Data for this task below:

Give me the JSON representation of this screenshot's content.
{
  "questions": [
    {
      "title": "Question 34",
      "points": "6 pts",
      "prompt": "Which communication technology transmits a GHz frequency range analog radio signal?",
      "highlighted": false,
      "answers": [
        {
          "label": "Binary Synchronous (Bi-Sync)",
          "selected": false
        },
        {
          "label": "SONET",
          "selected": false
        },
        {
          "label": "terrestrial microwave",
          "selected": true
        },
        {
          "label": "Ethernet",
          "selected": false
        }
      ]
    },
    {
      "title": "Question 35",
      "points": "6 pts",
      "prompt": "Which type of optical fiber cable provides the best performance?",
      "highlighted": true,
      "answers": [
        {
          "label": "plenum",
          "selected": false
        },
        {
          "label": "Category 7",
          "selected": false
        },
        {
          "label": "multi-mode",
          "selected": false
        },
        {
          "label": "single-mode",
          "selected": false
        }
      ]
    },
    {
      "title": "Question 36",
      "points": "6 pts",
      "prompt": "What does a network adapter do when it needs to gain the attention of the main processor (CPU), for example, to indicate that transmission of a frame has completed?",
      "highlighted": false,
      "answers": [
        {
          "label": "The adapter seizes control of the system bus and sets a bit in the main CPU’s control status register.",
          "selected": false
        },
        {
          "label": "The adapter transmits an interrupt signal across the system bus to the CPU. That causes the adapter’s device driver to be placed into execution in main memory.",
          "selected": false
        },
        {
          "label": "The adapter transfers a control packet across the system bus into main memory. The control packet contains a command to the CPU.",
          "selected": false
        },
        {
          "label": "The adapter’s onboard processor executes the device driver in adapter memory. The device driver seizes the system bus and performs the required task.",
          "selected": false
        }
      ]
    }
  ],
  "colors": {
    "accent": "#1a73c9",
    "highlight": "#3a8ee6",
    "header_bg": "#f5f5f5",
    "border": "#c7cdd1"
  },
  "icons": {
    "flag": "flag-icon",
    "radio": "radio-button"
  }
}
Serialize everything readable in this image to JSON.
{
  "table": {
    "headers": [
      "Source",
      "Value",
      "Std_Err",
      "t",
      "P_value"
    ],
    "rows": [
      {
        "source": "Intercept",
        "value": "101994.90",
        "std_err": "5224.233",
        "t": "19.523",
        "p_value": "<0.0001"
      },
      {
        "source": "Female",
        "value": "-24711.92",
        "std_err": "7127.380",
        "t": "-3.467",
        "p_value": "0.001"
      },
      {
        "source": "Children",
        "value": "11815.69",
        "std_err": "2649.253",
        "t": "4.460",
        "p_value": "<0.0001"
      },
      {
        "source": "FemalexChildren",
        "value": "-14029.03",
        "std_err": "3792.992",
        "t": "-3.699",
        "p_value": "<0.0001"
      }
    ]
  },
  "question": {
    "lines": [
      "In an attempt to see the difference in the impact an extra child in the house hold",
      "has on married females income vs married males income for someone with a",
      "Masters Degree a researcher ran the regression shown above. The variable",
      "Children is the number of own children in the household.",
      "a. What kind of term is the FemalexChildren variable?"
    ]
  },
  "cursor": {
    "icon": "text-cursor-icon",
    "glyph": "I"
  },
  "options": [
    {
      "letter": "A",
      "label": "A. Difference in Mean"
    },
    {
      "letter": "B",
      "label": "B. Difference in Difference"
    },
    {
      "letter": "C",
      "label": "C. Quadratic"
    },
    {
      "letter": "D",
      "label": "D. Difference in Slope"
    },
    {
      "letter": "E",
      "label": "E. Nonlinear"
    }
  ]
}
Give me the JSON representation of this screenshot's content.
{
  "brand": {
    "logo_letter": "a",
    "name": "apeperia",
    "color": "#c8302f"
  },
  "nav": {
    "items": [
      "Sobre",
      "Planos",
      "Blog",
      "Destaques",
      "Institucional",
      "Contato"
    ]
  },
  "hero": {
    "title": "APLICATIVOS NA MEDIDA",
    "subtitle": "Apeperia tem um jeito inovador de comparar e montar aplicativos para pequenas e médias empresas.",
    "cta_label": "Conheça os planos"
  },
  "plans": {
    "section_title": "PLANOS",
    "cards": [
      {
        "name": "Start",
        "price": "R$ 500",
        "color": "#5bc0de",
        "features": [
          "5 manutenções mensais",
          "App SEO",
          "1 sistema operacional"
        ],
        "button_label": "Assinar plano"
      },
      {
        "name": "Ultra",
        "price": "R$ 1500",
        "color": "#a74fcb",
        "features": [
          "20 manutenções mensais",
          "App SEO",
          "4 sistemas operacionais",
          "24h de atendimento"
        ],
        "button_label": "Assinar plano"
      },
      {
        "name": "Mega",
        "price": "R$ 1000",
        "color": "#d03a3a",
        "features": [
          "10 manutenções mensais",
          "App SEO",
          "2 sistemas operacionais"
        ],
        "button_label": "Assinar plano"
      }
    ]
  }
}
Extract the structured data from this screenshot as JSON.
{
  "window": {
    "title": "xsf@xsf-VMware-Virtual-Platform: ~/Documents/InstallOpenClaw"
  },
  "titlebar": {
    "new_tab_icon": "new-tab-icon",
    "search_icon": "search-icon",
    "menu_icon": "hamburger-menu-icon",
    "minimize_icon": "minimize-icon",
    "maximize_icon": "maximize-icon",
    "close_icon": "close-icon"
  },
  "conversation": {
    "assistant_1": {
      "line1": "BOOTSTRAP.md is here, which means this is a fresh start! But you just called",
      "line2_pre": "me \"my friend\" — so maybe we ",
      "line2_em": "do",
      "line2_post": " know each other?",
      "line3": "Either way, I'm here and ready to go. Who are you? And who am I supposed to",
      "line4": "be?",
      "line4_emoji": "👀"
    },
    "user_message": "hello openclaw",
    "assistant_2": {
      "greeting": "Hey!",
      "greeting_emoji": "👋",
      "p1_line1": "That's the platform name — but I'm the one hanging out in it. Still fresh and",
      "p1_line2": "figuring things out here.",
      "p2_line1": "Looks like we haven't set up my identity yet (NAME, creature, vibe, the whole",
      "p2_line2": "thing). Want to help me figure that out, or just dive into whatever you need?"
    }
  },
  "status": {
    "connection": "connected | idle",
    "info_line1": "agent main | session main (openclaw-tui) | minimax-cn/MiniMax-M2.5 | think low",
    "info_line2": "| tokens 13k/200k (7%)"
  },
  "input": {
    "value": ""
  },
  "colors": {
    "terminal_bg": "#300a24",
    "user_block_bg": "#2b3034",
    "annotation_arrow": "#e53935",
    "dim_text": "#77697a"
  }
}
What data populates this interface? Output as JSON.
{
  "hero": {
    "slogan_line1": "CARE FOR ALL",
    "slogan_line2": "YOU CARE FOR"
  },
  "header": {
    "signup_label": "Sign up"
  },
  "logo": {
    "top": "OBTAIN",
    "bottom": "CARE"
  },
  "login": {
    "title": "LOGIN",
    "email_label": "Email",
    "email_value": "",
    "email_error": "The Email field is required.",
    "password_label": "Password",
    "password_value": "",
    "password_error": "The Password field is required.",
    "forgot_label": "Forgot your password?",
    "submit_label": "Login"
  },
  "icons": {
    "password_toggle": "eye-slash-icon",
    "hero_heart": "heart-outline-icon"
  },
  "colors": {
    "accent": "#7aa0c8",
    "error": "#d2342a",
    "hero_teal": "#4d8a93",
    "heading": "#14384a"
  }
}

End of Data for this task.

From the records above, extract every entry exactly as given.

Give me the JSON representation of this screenshot's content.
{
  "questions": [
    {
      "title": "Question 34",
      "points": "6 pts",
      "prompt": "Which communication technology transmits a GHz frequency range analog radio signal?",
      "highlighted": false,
      "answers": [
        {
          "label": "Binary Synchronous (Bi-Sync)",
          "selected": false
        },
        {
          "label": "SONET",
          "selected": false
        },
        {
          "label": "terrestrial microwave",
          "selected": true
        },
        {
          "label": "Ethernet",
          "selected": false
        }
      ]
    },
    {
      "title": "Question 35",
      "points": "6 pts",
      "prompt": "Which type of optical fiber cable provides the best performance?",
      "highlighted": true,
      "answers": [
        {
          "label": "plenum",
          "selected": false
        },
        {
          "label": "Category 7",
          "selected": false
        },
        {
          "label": "multi-mode",
          "selected": false
        },
        {
          "label": "single-mode",
          "selected": false
        }
      ]
    },
    {
      "title": "Question 36",
      "points": "6 pts",
      "prompt": "What does a network adapter do when it needs to gain the attention of the main processor (CPU), for example, to indicate that transmission of a frame has completed?",
      "highlighted": false,
      "answers": [
        {
          "label": "The adapter seizes control of the system bus and sets a bit in the main CPU’s control status register.",
          "selected": false
        },
        {
          "label": "The adapter transmits an interrupt signal across the system bus to the CPU. That causes the adapter’s device driver to be placed into execution in main memory.",
          "selected": false
        },
        {
          "label": "The adapter transfers a control packet across the system bus into main memory. The control packet contains a command to the CPU.",
          "selected": false
        },
        {
          "label": "The adapter’s onboard processor executes the device driver in adapter memory. The device driver seizes the system bus and performs the required task.",
          "selected": false
        }
      ]
    }
  ],
  "colors": {
    "accent": "#1a73c9",
    "highlight": "#3a8ee6",
    "header_bg": "#f5f5f5",
    "border": "#c7cdd1"
  },
  "icons": {
    "flag": "flag-icon",
    "radio": "radio-button"
  }
}
Serialize everything readable in this image to JSON.
{
  "table": {
    "headers": [
      "Source",
      "Value",
      "Std_Err",
      "t",
      "P_value"
    ],
    "rows": [
      {
        "source": "Intercept",
        "value": "101994.90",
        "std_err": "5224.233",
        "t": "19.523",
        "p_value": "<0.0001"
      },
      {
        "source": "Female",
        "value": "-24711.92",
        "std_err": "7127.380",
        "t": "-3.467",
        "p_value": "0.001"
      },
      {
        "source": "Children",
        "value": "11815.69",
        "std_err": "2649.253",
        "t": "4.460",
        "p_value": "<0.0001"
      },
      {
        "source": "FemalexChildren",
        "value": "-14029.03",
        "std_err": "3792.992",
        "t": "-3.699",
        "p_value": "<0.0001"
      }
    ]
  },
  "question": {
    "lines": [
      "In an attempt to see the difference in the impact an extra child in the house hold",
      "has on married females income vs married males income for someone with a",
      "Masters Degree a researcher ran the regression shown above. The variable",
      "Children is the number of own children in the household.",
      "a. What kind of term is the FemalexChildren variable?"
    ]
  },
  "cursor": {
    "icon": "text-cursor-icon",
    "glyph": "I"
  },
  "options": [
    {
      "letter": "A",
      "label": "A. Difference in Mean"
    },
    {
      "letter": "B",
      "label": "B. Difference in Difference"
    },
    {
      "letter": "C",
      "label": "C. Quadratic"
    },
    {
      "letter": "D",
      "label": "D. Difference in Slope"
    },
    {
      "letter": "E",
      "label": "E. Nonlinear"
    }
  ]
}
Give me the JSON representation of this screenshot's content.
{
  "brand": {
    "logo_letter": "a",
    "name": "apeperia",
    "color": "#c8302f"
  },
  "nav": {
    "items": [
      "Sobre",
      "Planos",
      "Blog",
      "Destaques",
      "Institucional",
      "Contato"
    ]
  },
  "hero": {
    "title": "APLICATIVOS NA MEDIDA",
    "subtitle": "Apeperia tem um jeito inovador de comparar e montar aplicativos para pequenas e médias empresas.",
    "cta_label": "Conheça os planos"
  },
  "plans": {
    "section_title": "PLANOS",
    "cards": [
      {
        "name": "Start",
        "price": "R$ 500",
        "color": "#5bc0de",
        "features": [
          "5 manutenções mensais",
          "App SEO",
          "1 sistema operacional"
        ],
        "button_label": "Assinar plano"
      },
      {
        "name": "Ultra",
        "price": "R$ 1500",
        "color": "#a74fcb",
        "features": [
          "20 manutenções mensais",
          "App SEO",
          "4 sistemas operacionais",
          "24h de atendimento"
        ],
        "button_label": "Assinar plano"
      },
      {
        "name": "Mega",
        "price": "R$ 1000",
        "color": "#d03a3a",
        "features": [
          "10 manutenções mensais",
          "App SEO",
          "2 sistemas operacionais"
        ],
        "button_label": "Assinar plano"
      }
    ]
  }
}
Extract the structured data from this screenshot as JSON.
{
  "window": {
    "title": "xsf@xsf-VMware-Virtual-Platform: ~/Documents/InstallOpenClaw"
  },
  "titlebar": {
    "new_tab_icon": "new-tab-icon",
    "search_icon": "search-icon",
    "menu_icon": "hamburger-menu-icon",
    "minimize_icon": "minimize-icon",
    "maximize_icon": "maximize-icon",
    "close_icon": "close-icon"
  },
  "conversation": {
    "assistant_1": {
      "line1": "BOOTSTRAP.md is here, which means this is a fresh start! But you just called",
      "line2_pre": "me \"my friend\" — so maybe we ",
      "line2_em": "do",
      "line2_post": " know each other?",
      "line3": "Either way, I'm here and ready to go. Who are you? And who am I supposed to",
      "line4": "be?",
      "line4_emoji": "👀"
    },
    "user_message": "hello openclaw",
    "assistant_2": {
      "greeting": "Hey!",
      "greeting_emoji": "👋",
      "p1_line1": "That's the platform name — but I'm the one hanging out in it. Still fresh and",
      "p1_line2": "figuring things out here.",
      "p2_line1": "Looks like we haven't set up my identity yet (NAME, creature, vibe, the whole",
      "p2_line2": "thing). Want to help me figure that out, or just dive into whatever you need?"
    }
  },
  "status": {
    "connection": "connected | idle",
    "info_line1": "agent main | session main (openclaw-tui) | minimax-cn/MiniMax-M2.5 | think low",
    "info_line2": "| tokens 13k/200k (7%)"
  },
  "input": {
    "value": ""
  },
  "colors": {
    "terminal_bg": "#300a24",
    "user_block_bg": "#2b3034",
    "annotation_arrow": "#e53935",
    "dim_text": "#77697a"
  }
}
What data populates this interface? Output as JSON.
{
  "hero": {
    "slogan_line1": "CARE FOR ALL",
    "slogan_line2": "YOU CARE FOR"
  },
  "header": {
    "signup_label": "Sign up"
  },
  "logo": {
    "top": "OBTAIN",
    "bottom": "CARE"
  },
  "login": {
    "title": "LOGIN",
    "email_label": "Email",
    "email_value": "",
    "email_error": "The Email field is required.",
    "password_label": "Password",
    "password_value": "",
    "password_error": "The Password field is required.",
    "forgot_label": "Forgot your password?",
    "submit_label": "Login"
  },
  "icons": {
    "password_toggle": "eye-slash-icon",
    "hero_heart": "heart-outline-icon"
  },
  "colors": {
    "accent": "#7aa0c8",
    "error": "#d2342a",
    "hero_teal": "#4d8a93",
    "heading": "#14384a"
  }
}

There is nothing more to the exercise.